Hallettsville seniors recognize teachers during ceremony
May 27, 2014 at 12:27 a.m.
Updated May 28, 2014 at 12:28 a.m.
Hallettsville top students recognize their teachers
Jo Ann Bludau, Hallettsville ISD superintendent, talks about the Bell Awards Ceremony.
Hallettsville High School Bell Awards 2014
The top 10 graduating students recognized 10 of the most influential teachers in their educational career.
• Colleen Deem recognized Colin Chichurka
• Elizabeth "Abby" Bujnoch recognized Kelly Hermes
• Kaydee Hartmann recognized Claudette Demel
• Abby Renner recognized Jane Todd
• Sarah Wheelock recognized Cindy Rother
• Kenzie Etzler recognized Barbara Tankersley
• Alicia Grahmann recognized Diane Pruett
• Morgan Mitchon recognized Tammy Garner
• Nehali Bhakta recognized Sikina Davis
• Quinn Berckenhoff recognized Doug Kubicek
If you go
• WHAT: Hallettsville High School graduating class of 2014
• WHEN: 7:30 p.m. Friday
• WHERE: Brahma Memorial Stadium. In case of bad weather, will be moved to Wilbur Baber Memorial Complex
HALLETTSVILLE - Jane Todd shed a few tears when one of her students handed her an engraved bell award.
She sat on the stage of the Hallettsville High School Cafetorium on Tuesday alongside senior Abby Renner, who read a speech about how Todd was such a great teacher.
"She is always smiling," Renner, 18, said. "There were always students coming into her room to sit down and talk to her."
The high school senior is one of the top 10 students graduating this year who was chosen to recognize one teacher who made a significant impact on their educational career. The bells, each etched with the year and made with a wooden handle, were awarded by the students in front of the graduating class, teachers and family.
Todd, 52, said she was invited to the ceremony Friday but didn't know whom the recognition was coming from.
"When (Renner) started talking, I knew it was me," Todd said.
Renner said she had a hard time narrowing down her favorite teachers. She said Todd has always been there to encourage her and support her in all her school projects and endeavors.
Another top student, Nehali Bhakta, chose a teacher she bonded with from the start.
"It really helped that she loved Michael Jackson and loved to dance," Bhakta said about Sikina Davis during her presentation.
She decided last year during the inaugural bell award ceremony that she wanted to make top honors so she could hand a bell to Davis before she graduated.

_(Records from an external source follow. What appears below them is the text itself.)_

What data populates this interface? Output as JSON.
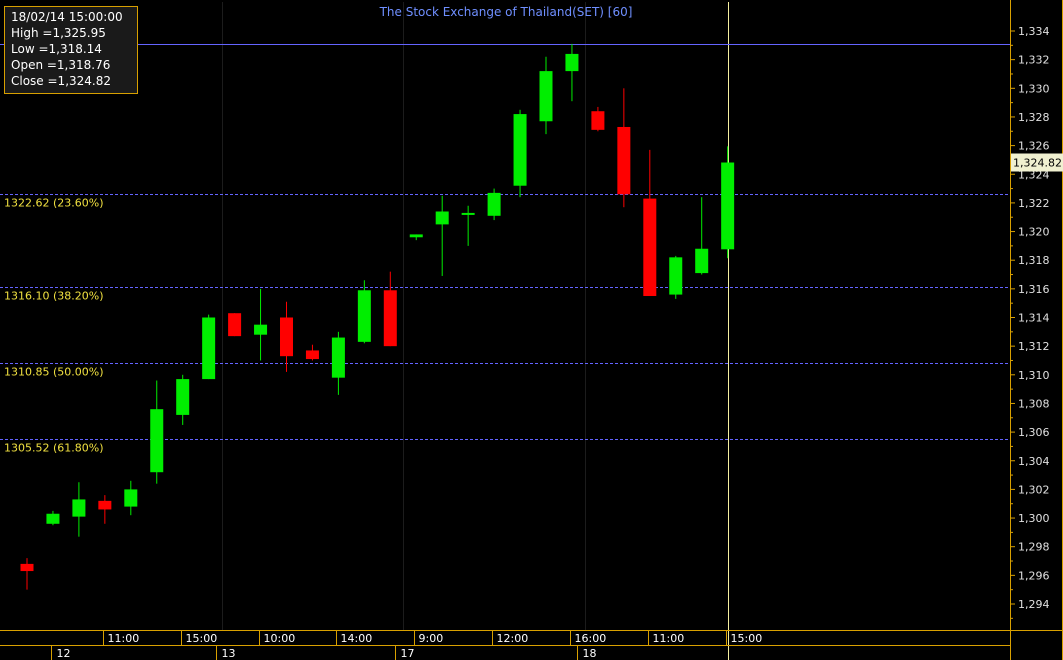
{
  "chart_data": {
    "type": "candlestick",
    "title": "The Stock Exchange of Thailand(SET) [60]",
    "ylim": [
      1292,
      1335.5
    ],
    "yticks": [
      "1,294",
      "1,296",
      "1,298",
      "1,300",
      "1,302",
      "1,304",
      "1,306",
      "1,308",
      "1,310",
      "1,312",
      "1,314",
      "1,316",
      "1,318",
      "1,320",
      "1,322",
      "1,324",
      "1,326",
      "1,328",
      "1,330",
      "1,332",
      "1,334"
    ],
    "ytick_values": [
      1294,
      1296,
      1298,
      1300,
      1302,
      1304,
      1306,
      1308,
      1310,
      1312,
      1314,
      1316,
      1318,
      1320,
      1322,
      1324,
      1326,
      1328,
      1330,
      1332,
      1334
    ],
    "candles": [
      {
        "open": 1296.8,
        "high": 1297.2,
        "low": 1295.0,
        "close": 1296.3
      },
      {
        "open": 1299.6,
        "high": 1300.5,
        "low": 1299.5,
        "close": 1300.3
      },
      {
        "open": 1300.1,
        "high": 1302.5,
        "low": 1298.7,
        "close": 1301.3
      },
      {
        "open": 1301.2,
        "high": 1301.6,
        "low": 1299.6,
        "close": 1300.6
      },
      {
        "open": 1300.8,
        "high": 1302.6,
        "low": 1300.2,
        "close": 1302.0
      },
      {
        "open": 1303.2,
        "high": 1309.6,
        "low": 1302.4,
        "close": 1307.6
      },
      {
        "open": 1307.2,
        "high": 1310.0,
        "low": 1306.5,
        "close": 1309.7
      },
      {
        "open": 1309.7,
        "high": 1314.2,
        "low": 1309.7,
        "close": 1314.0
      },
      {
        "open": 1314.3,
        "high": 1314.3,
        "low": 1312.7,
        "close": 1312.7
      },
      {
        "open": 1312.8,
        "high": 1316.0,
        "low": 1311.0,
        "close": 1313.5
      },
      {
        "open": 1314.0,
        "high": 1315.1,
        "low": 1310.2,
        "close": 1311.3
      },
      {
        "open": 1311.7,
        "high": 1312.1,
        "low": 1311.0,
        "close": 1311.1
      },
      {
        "open": 1309.8,
        "high": 1313.0,
        "low": 1308.6,
        "close": 1312.6
      },
      {
        "open": 1312.3,
        "high": 1316.6,
        "low": 1312.2,
        "close": 1315.9
      },
      {
        "open": 1315.9,
        "high": 1317.2,
        "low": 1312.0,
        "close": 1312.0
      },
      {
        "open": 1319.6,
        "high": 1319.8,
        "low": 1319.4,
        "close": 1319.8
      },
      {
        "open": 1320.5,
        "high": 1322.5,
        "low": 1316.9,
        "close": 1321.4
      },
      {
        "open": 1321.2,
        "high": 1321.8,
        "low": 1319.0,
        "close": 1321.3
      },
      {
        "open": 1321.1,
        "high": 1323.0,
        "low": 1320.8,
        "close": 1322.7
      },
      {
        "open": 1323.2,
        "high": 1328.5,
        "low": 1322.4,
        "close": 1328.2
      },
      {
        "open": 1327.7,
        "high": 1332.2,
        "low": 1326.8,
        "close": 1331.2
      },
      {
        "open": 1331.2,
        "high": 1333.1,
        "low": 1329.1,
        "close": 1332.4
      },
      {
        "open": 1328.4,
        "high": 1328.7,
        "low": 1327.0,
        "close": 1327.1
      },
      {
        "open": 1327.3,
        "high": 1330.0,
        "low": 1321.7,
        "close": 1322.6
      },
      {
        "open": 1322.3,
        "high": 1325.7,
        "low": 1315.5,
        "close": 1315.5
      },
      {
        "open": 1315.6,
        "high": 1318.3,
        "low": 1315.3,
        "close": 1318.2
      },
      {
        "open": 1317.1,
        "high": 1322.4,
        "low": 1317.0,
        "close": 1318.8
      },
      {
        "open": 1318.76,
        "high": 1325.95,
        "low": 1318.14,
        "close": 1324.82
      }
    ],
    "fib_levels": [
      {
        "value": 1322.62,
        "label": "1322.62 (23.60%)"
      },
      {
        "value": 1316.1,
        "label": "1316.10 (38.20%)"
      },
      {
        "value": 1310.85,
        "label": "1310.85 (50.00%)"
      },
      {
        "value": 1305.52,
        "label": "1305.52 (61.80%)"
      }
    ],
    "top_line": 1333.1,
    "current_value": 1324.82,
    "current_label": "1,324.82",
    "time_labels": [
      {
        "index": 3,
        "label": "11:00"
      },
      {
        "index": 6,
        "label": "15:00"
      },
      {
        "index": 9,
        "label": "10:00"
      },
      {
        "index": 12,
        "label": "14:00"
      },
      {
        "index": 15,
        "label": "9:00"
      },
      {
        "index": 18,
        "label": "12:00"
      },
      {
        "index": 21,
        "label": "16:00"
      },
      {
        "index": 24,
        "label": "11:00"
      },
      {
        "index": 27,
        "label": "15:00"
      }
    ],
    "day_labels": [
      {
        "index": 1,
        "label": "12"
      },
      {
        "index": 8,
        "label": "13"
      },
      {
        "index": 15,
        "label": "17"
      },
      {
        "index": 22,
        "label": "18"
      }
    ],
    "up_color": "#00ee00",
    "down_color": "#ff0000",
    "fib_color": "#6464ff",
    "axis_color": "#d8a000",
    "crosshair_color": "#f5f0a0"
  },
  "info": {
    "date": "18/02/14 15:00:00",
    "high": "High  =1,325.95",
    "low": "Low  =1,318.14",
    "open": "Open  =1,318.76",
    "close": "Close  =1,324.82"
  }
}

"She was my driving force for being in the top 10," Bhakta said. "I wanted to make it happen."
Davis, 44, a teacher at Vysehrad Elementary School, had no idea about the award. She was invited to the ceremony but said she didn't know much else.

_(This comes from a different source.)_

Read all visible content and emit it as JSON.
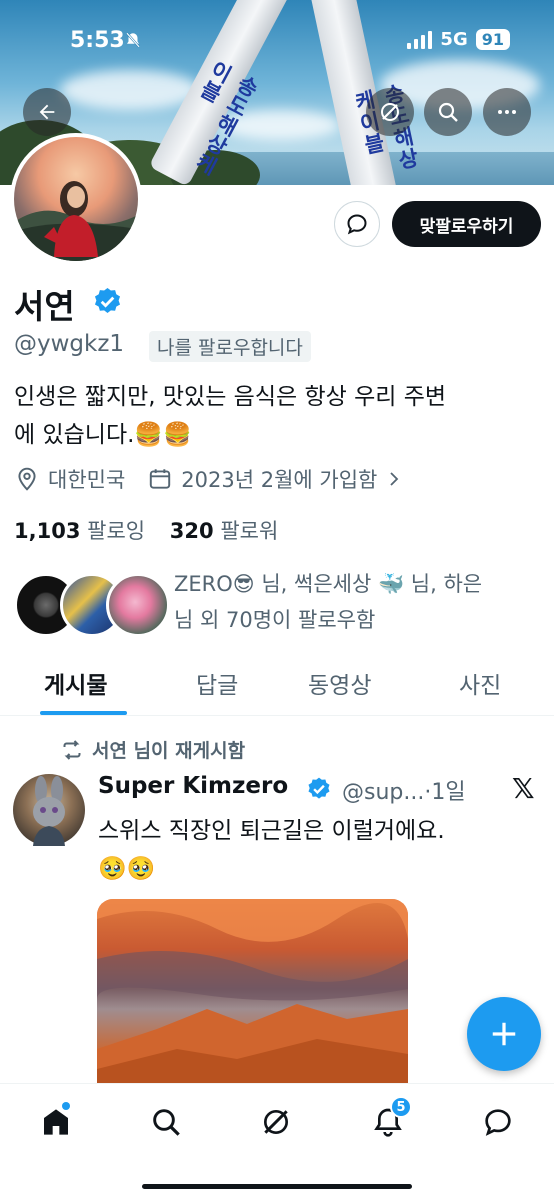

None of the teachers knew which students were awarding them with a bell, said Jo Ann Bludau, Hallettsville school district superintendent.
The idea to start the ceremony at Hallettsville High School came from the recognition she received at the Yoakum High School Bell Awards Ceremony. She has received bells twice from students she taught while at Sweet Home School.
"It was very, very exciting to receive those bells, and it just touched my heart," Bludau said. "I really wanted to give teachers and students an opportunity to receive recognition for their academic achievements as well as excellence in teaching."
Davis began putting the pieces together as Bhakta walked across the stage to her seat at the beginning of the program.
"It feels good to help her. I'm so proud," she said.
A smile spread on Davis' face when Bhakta talked about sharing new dance moves with her former teacher.
"Ever since the day I met her, I was so close to her," Bhakta said.
Renner's friends shared the excitement for Todd when they found out she would receive a bell award. They agreed that Todd would be thrilled, she said.
"It's great that a student gets a chance to recognize a teacher for all they do," Renner said. "We all remember our favorite teacher. It's important that we let them know."
It was hard for Todd to conjure the words to express her gratitude. She described the feeling of being recognized in front of other former students as awesome.
"It's surprising to know how much you impact them," Todd said.